Email is becoming steadily less useful, as spam fills up the system, and aggressive spam filters reject legitimate messages, causing people to lose faith that email always gets through. One possible response is to use a different type of communication system: some people have switched to instant messaging, others use the message systems on social networking sites, such as MySpace. The goal of this project is to create a dedicated Web application, whose purpose is to enable registered users to exchange messages. You should aim for the convenience of email, but take all possible steps to ensure that the system cannot be abused. For instance, you might want to verify that a message has been posted by the person it claims to be from.

If you do try the full implementation of this project, pay attention to the user interface and make sure that your site design is appropriate for the task.

Consider how you can take advantage of the Web-based nature of your service to provide facilities that conventional email does not permit, such as public messages.

Payment Service

This project might be suitable for a group of students.

Create a payment service site, which allows people to pay for goods and services bought from other sites on the Web. Start by looking at existing payment services, such as PayPal. Look at the service they offer, and look at the documentation they provide to Web developers, which describes how people selling goods on the Web can use PayPal to handle payments.
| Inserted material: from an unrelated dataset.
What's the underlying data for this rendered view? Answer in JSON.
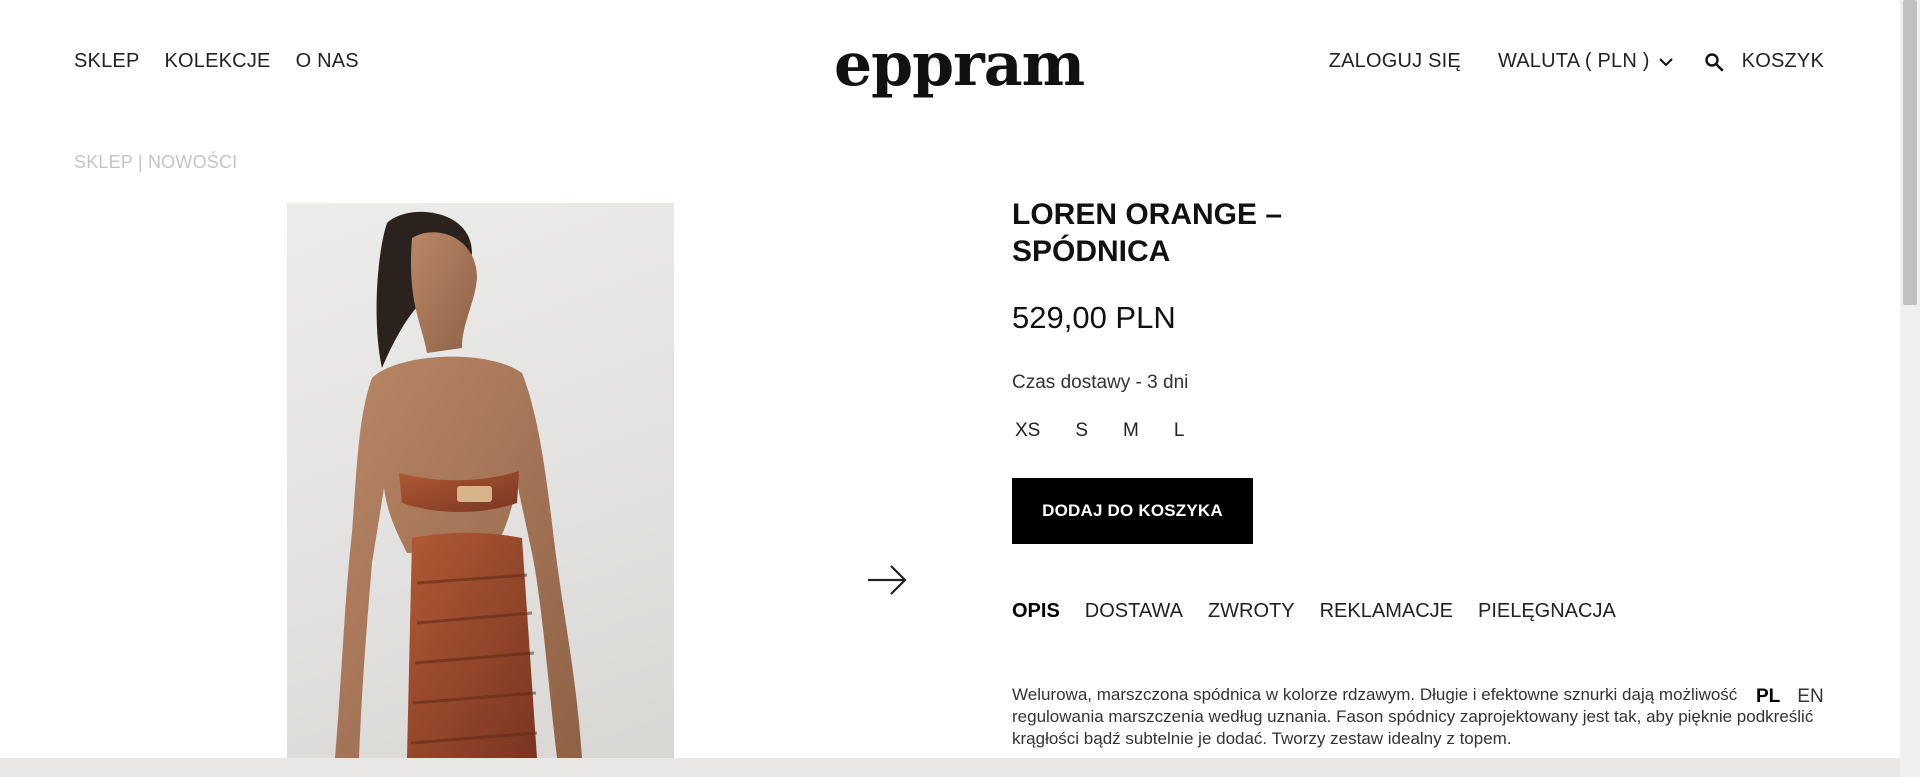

It is especially important that a payment site be 100% usable and accessible. Make sure that it will be entirely clear to somebody who has been sent to the site to make a payment exactly what they need to do. They must be able to cancel at any point before they have authorized the payment, and it should be clear exactly when authorization occurs. When designing the appearance of the site, it is important that you convey an impression of trustworthiness.

Implement a similar service (not using real money, of course) that provides the necessary services to buyers and sellers, and an API that allows your payment services to be integrated into other sites. Try this out by requiring users who register with your image gallery or message service to pay a subscription.

Give some thought to how you could cater for transactions that don’t cost very much (so-called micro-payments). How would you make it possible for people to pay as little as a few pennies (cents, or whatever) for something, without incurring costs that exceed the value of the transaction?

Mash-Up

As we mention in Chapter 1, one of the features of Web 2.0 is the availability of Web APIs, which provide access to data through programs as well as on Web pages. This has led to the possibility of ‘mash-ups’, which, in the context of the Web, are sites that combine data from two or more sources and present them in a unified way. Many mash-ups are based on the Google Maps API, which makes it possible for geographically-related data, such as the location of coffee shops or the average price of houses, to be superimposed on a map of the region concerned.

Create a mash-up from at least two sources. The combination must be meaningful and provide more information than the two separate sets of data independently. While Google Maps is probably the most often used API for mashing, there is a long list of Web APIs at the Programmable Web site.

Create a suitably designed site to present the results of your mash-up and to allow all potential users to interact with it in a clear and meaningful way.